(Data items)
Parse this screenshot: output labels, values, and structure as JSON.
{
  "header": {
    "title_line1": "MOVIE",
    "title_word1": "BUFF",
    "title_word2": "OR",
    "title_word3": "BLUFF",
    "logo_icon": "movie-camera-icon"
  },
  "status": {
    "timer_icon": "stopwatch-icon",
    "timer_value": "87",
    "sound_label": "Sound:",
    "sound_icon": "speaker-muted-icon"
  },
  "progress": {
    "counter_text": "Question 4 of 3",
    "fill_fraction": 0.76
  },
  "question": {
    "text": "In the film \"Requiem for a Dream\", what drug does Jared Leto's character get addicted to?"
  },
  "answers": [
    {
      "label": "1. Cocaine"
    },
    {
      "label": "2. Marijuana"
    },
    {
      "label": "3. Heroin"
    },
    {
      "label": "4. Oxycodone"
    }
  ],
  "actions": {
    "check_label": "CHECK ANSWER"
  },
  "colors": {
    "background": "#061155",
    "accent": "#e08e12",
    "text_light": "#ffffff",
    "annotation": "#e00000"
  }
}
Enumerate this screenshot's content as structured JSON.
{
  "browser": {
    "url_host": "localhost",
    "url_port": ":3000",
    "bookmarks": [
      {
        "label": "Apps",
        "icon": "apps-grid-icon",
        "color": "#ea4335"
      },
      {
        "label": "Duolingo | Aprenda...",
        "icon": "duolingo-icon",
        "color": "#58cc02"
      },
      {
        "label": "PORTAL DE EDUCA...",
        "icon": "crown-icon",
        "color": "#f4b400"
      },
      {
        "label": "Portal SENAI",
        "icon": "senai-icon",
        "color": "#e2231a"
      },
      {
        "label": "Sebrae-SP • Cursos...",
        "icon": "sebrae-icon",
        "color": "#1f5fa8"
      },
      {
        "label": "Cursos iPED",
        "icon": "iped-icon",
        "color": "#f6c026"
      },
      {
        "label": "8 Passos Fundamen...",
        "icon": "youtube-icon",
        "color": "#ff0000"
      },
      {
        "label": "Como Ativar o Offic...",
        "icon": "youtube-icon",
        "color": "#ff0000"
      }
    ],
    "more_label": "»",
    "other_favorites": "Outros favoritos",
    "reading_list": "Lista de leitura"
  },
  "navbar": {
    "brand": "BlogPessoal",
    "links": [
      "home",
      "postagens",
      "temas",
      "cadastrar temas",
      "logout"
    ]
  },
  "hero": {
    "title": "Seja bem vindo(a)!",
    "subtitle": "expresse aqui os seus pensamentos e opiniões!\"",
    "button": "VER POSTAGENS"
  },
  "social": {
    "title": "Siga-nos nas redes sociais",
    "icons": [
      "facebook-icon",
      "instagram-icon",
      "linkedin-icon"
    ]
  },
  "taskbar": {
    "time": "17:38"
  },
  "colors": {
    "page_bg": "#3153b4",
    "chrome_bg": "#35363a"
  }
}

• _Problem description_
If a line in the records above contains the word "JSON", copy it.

• _Exercise response_
Parse this screenshot: output labels, values, and structure as JSON.
Enumerate this screenshot's content as structured JSON.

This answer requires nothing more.